There are plenty of places to search for material. Below are some suggestions (some of which you know already).
Be careful, however, that you make sure that what you choose is available open source because some of them have a “mix” of commercial, proprietary, and open source.
[NOTE: If you have other good sources, please add them or let me know and I’ll add them. Aline]
What to do
There are a number of places to help you understand the developing field of alternative resources and help you to create your textbook. California State University has built a web site that gathers together many, many resources to explore. It is called Affordable Learning Solutions. See http://als.csuprojects.org/ for an extensive array of links to free course materials and courses, free eTextbooks, Library Resources, and useful tools.
MERLOT, for example, is the California State University initiated source for learning objects. MERLOT is also one member of the College Open Textbook Collaborative. If you go to the Collaborative web page, you will see that it includes community colleges, four year universities, Rice University, Carnegie Mellon University, and many others.
- Free Digital Textbook Initiative (California Resource Learning Network) According to Felipe Razo, who provided this suggestion, this initiative used Flexbooks.
- Google Books
- Google eBooks
- The catalog of open-license textbooks contains more examples of high-quality, lower-cost options
- Individual titles:
- Introduction to Psychology by Stangor is an example of an open textbook, which can be freely accessed online, adapted, even purchased in bookstores at an affordable cost.
- MERLOT (Multimedia Educational Resource for Learning and Online Teaching) NOTE: This was started by CSU.

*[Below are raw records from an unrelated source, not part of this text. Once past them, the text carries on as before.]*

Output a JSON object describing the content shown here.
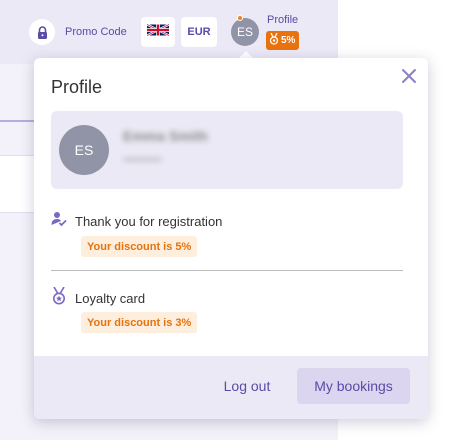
{
  "header": {
    "promo_label": "Promo Code",
    "currency": "EUR",
    "avatar_initials": "ES",
    "profile_label": "Profile",
    "discount_badge": "5%",
    "icons": [
      "lock-icon",
      "uk-flag-icon",
      "medal-icon"
    ]
  },
  "popup": {
    "title": "Profile",
    "user": {
      "initials": "ES",
      "name": "Emma Smith",
      "subtitle": "••••••••••"
    },
    "rewards": [
      {
        "icon": "user-check-icon",
        "text": "Thank you for registration",
        "discount": "Your discount is 5%"
      },
      {
        "icon": "medal-icon",
        "text": "Loyalty card",
        "discount": "Your discount is 3%"
      }
    ],
    "logout_label": "Log out",
    "bookings_label": "My bookings"
  },
  "colors": {
    "accent": "#5b4aa6",
    "discount_text": "#e5730f",
    "discount_bg": "#fdeedd",
    "badge": "#e8730e",
    "panel": "#ece9f6",
    "avatar": "#9094a6"
  }
}
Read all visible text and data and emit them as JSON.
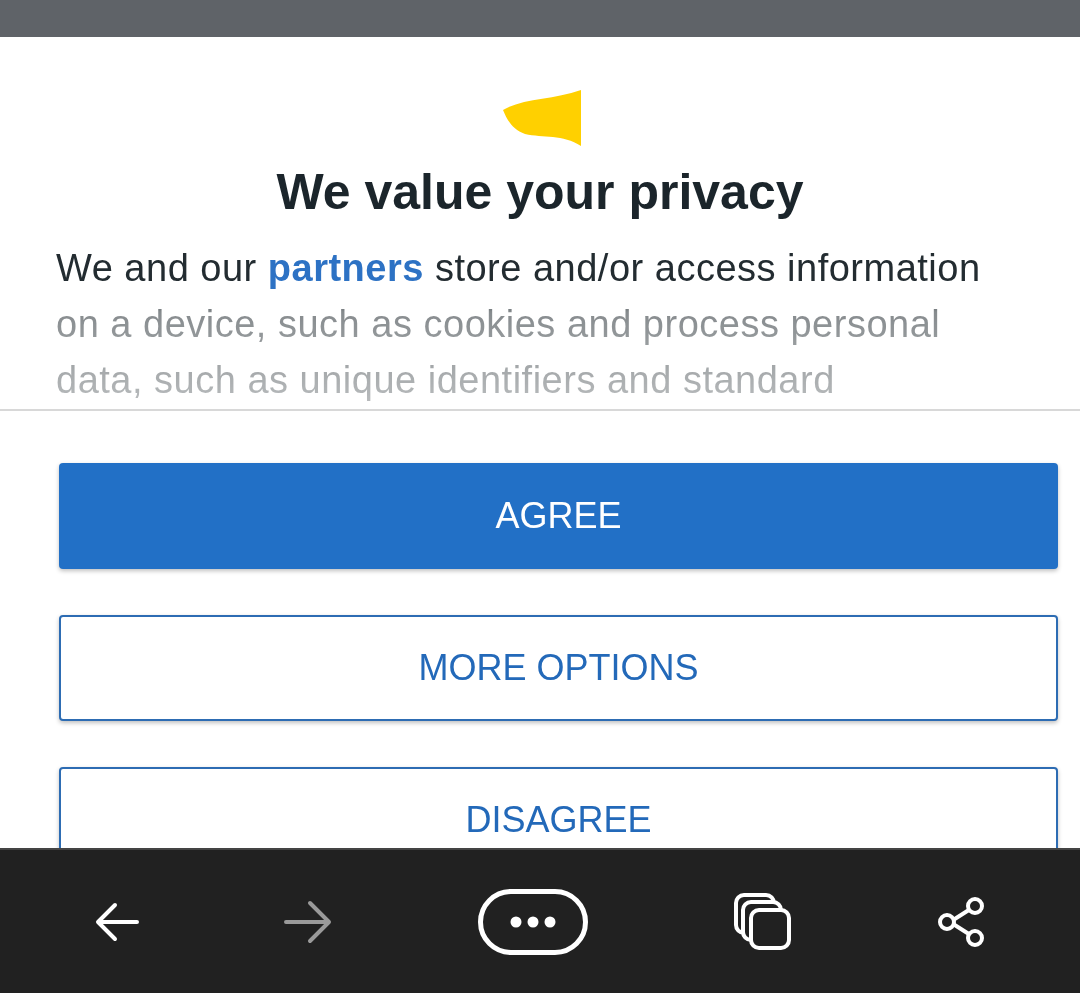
{
  "dialog": {
    "title": "We value your privacy",
    "intro": {
      "text_before": "We and our",
      "link": "partners",
      "text_after": "store and/or access information on a device, such as cookies and process personal data, such as unique identifiers and standard"
    },
    "buttons": [
      {
        "label": "AGREE",
        "kind": "filled"
      },
      {
        "label": "MORE OPTIONS",
        "kind": "outline"
      },
      {
        "label": "DISAGREE",
        "kind": "outline"
      }
    ]
  },
  "browser_bar": [
    {
      "kind": "back",
      "disabled": false
    },
    {
      "kind": "forward",
      "disabled": true
    },
    {
      "kind": "menu",
      "disabled": false
    },
    {
      "kind": "tabs",
      "disabled": false
    },
    {
      "kind": "share",
      "disabled": false
    }
  ]
}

- Flickr (for images) NOTE: Please be sure that you restrict your searches to Creative Commons material that your are allowed to modify, adapt, or build upon.